My toe is healed now, in case you’re worried, so this morning I walked for the first time in a long time, and I got through three chapters of my next audio book. Yay!
But back the The Middlesteins.
First let me say that the audio version is read by Molly Ringwald – yes, that Molly Ringwald – of Brat Pack, The Breakfast Club and Pretty in Pink fame. I have found that the reader of an audio book can make or break the experience; Molly Ringwald does a fabulous job with this book, switching voices of the characters, adopting subtle accents – really great.
The Middlesteins is a portrait of a Jewish family in contemporary Chicago. At the heart of the story is Edie, age 60ish, morbidly obese, and killing herself with food. The story opens with a five-year old Edie, already big for her age, and her parents expressing their love for her with food. As the story progresses, Edie gets bigger and bigger, eating herself diabetic to the point of requiring stents in both legs and with a bypass on the horizon – and still she can’t (or won’t) stop eating. Her husband of nearly forty years, suffocating under the weight of Edie’s addiction, ups and leaves her, shocking the entire family. What kind of man leaves his sick wife like that? Lines are drawn in the sand, and everyone takes a side – mostly Edie’s side, since she’s clearly unwell. Edie’s two grown children, her grandchildren, and her daughter-in-law all rally around Edie, determined to get her well. Of course there is a sad futility to their noble determination.
Meanwhile, Richard Middlestein has a new, if tentative, lease on life, and enters the mature dating scene, hooking up with a hooker, a divorcee, and finally falling in love with a British widow.
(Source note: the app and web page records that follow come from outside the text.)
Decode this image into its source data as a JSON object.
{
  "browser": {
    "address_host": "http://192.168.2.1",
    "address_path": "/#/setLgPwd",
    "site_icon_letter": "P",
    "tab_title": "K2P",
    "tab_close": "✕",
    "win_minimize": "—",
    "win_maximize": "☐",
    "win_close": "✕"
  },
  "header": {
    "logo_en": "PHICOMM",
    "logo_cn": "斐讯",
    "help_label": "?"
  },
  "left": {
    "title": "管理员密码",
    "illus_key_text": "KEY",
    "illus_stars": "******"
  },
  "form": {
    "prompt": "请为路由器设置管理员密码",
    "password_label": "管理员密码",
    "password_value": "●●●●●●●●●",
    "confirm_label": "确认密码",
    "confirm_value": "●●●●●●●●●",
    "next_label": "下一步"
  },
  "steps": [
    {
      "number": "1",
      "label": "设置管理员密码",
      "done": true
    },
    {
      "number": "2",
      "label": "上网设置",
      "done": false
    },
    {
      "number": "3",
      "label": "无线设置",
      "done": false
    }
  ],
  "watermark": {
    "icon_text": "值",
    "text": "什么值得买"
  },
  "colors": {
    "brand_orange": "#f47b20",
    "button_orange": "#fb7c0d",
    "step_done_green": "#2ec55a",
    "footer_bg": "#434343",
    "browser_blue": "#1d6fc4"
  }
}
Of course he harbors guilt for leaving Edie, but what was he supposed to do – watch her kill herself and die right along with her? Nobody seems to understand – they all just see him as heartless and selfish, the asshole who left Edie in her time of need.
The characters are complex, and the chapters are told from varying points of view: from Edie herself, who maintains grit and an optimism about life despite her despairing physical condition; Richard Middlestein, Edie’s estranged husband; Robin, the prickly daughter full of pain; Benny, the worried son; Rachelle, the take-control daughter-in-law; the spoiled twins whose b’nai mitzvah is the centerpiece of the novel; and even the elderly Chinese restaurant owner who falls for Edie.
The Middlesteins takes a hard look at the forces that drive people – especially to self-destruction – with humor and compassion, while showing the complex relationships between family members, and what loyalty means.
I did really enjoy this story, and I’m sure would have enjoyed it more had I stuck with it more consistently.